Introducing waves! The prelude to Working with WAVES curriculum is called Float Boats. We build different types of boats to learn about waves. The word wave has many different meanings but it always refers to a back-and-forth movement or a rising and falling motion. We learn about longitudinal and transverse waves as well as pressure waves in our body. During each heartbeat, the muscles of the heart contract causing a wave of pressure which forces blood through the arteries.
We construct origami boats, rubber band paddle boats, Styrofoam outriggers, and water bottle pontoon boats with triangular sails. We float our boats in a shallow water tough while experimenting with the effects of water vibrations and wind. We make wave sculptures learning how ocean waves start in the sky caused by wind. We explore what causes the wind to blow. As the sun warms the Earth’s surface, the atmosphere warms too. Some parts of the Earth receive direct rays from the sun all year and are always warm. Other places receive indirect rays, so the climate is colder. Warm air, which weighs less than cold air, rises. Then cool air moves in and replaces the rising warm air. This movement of air is what makes the wind blow.
- Brief history of Origami: After papermaking was introduced to Japan from Asia in the 7th century, Japanese people developed a way to make a type of thin, durable paper that became known as washi. At first it was mainly used for official record-keeping and Buddhist religious writings. Washi came to be used in Shinto religious rituals as well, and it became customary to wrap offerings to the gods, and many other things, in paper. This tradition lives on today: paper is folded to make traditional ornaments called noshi, which adorn wrapped gifts. People also eventually came to enjoy paper folding for its own sake – this is known as origami.

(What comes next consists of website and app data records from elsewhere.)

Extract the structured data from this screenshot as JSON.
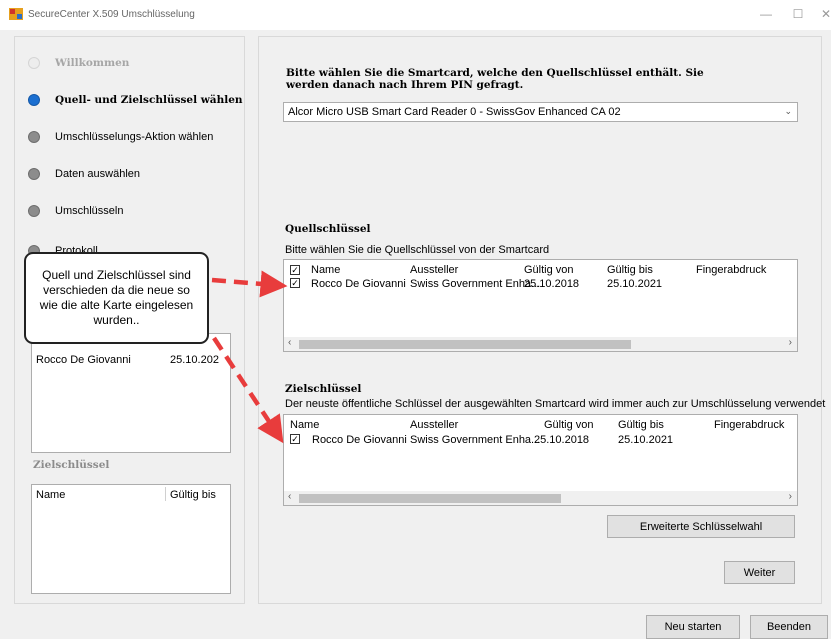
{
  "window": {
    "title": "SecureCenter X.509 Umschlüsselung",
    "minimize": "—",
    "maximize": "☐",
    "close": "✕"
  },
  "steps": [
    {
      "label": "Willkommen",
      "state": "disabled"
    },
    {
      "label": "Quell- und Zielschlüssel wählen",
      "state": "active"
    },
    {
      "label": "Umschlüsselungs-Aktion wählen",
      "state": "pending"
    },
    {
      "label": "Daten auswählen",
      "state": "pending"
    },
    {
      "label": "Umschlüsseln",
      "state": "pending"
    },
    {
      "label": "Protokoll",
      "state": "pending"
    }
  ],
  "left": {
    "source_row": {
      "name": "Rocco De Giovanni",
      "date": "25.10.202"
    },
    "target_title": "Zielschlüssel",
    "target_headers": {
      "name": "Name",
      "valid_until": "Gültig bis"
    }
  },
  "callout": {
    "text": "Quell und Zielschlüssel sind verschieden da die neue so wie die alte Karte eingelesen wurden.."
  },
  "right": {
    "instruction": "Bitte wählen Sie die Smartcard, welche den Quellschlüssel enthält. Sie werden danach nach Ihrem PIN gefragt.",
    "reader_selected": "Alcor Micro USB Smart Card Reader 0 - SwissGov Enhanced CA 02",
    "source": {
      "title": "Quellschlüssel",
      "subtitle": "Bitte wählen Sie die Quellschlüssel von der Smartcard",
      "headers": [
        "Name",
        "Aussteller",
        "Gültig von",
        "Gültig bis",
        "Fingerabdruck"
      ],
      "row": [
        "Rocco De Giovanni",
        "Swiss Government Enha...",
        "25.10.2018",
        "25.10.2021",
        ""
      ]
    },
    "target": {
      "title": "Zielschlüssel",
      "subtitle": "Der neuste öffentliche Schlüssel der ausgewählten Smartcard wird immer auch zur Umschlüsselung verwendet",
      "headers": [
        "Name",
        "Aussteller",
        "Gültig von",
        "Gültig bis",
        "Fingerabdruck"
      ],
      "row": [
        "Rocco De Giovanni",
        "Swiss Government Enha...",
        "25.10.2018",
        "25.10.2021",
        ""
      ]
    },
    "extended_button": "Erweiterte Schlüsselwahl",
    "next_button": "Weiter"
  },
  "footer": {
    "restart": "Neu starten",
    "quit": "Beenden"
  },
  "colors": {
    "active_step": "#1b6fd1",
    "arrow": "#e83c3c"
  }
}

Wave Sculpture Lesson: Each students gets a wood base with two screws on top and a section of wire. Wrap each end of the wire around a screw head. Shape and bend the wire to make a frame for your wave. Place a piece of pantyhose over the sculpture from the top down, so the open part is around the wooden base. Younger students can paint the sculpture. Older kids can spray-paint their wave sculpture (remember to wear a mask when spray painting).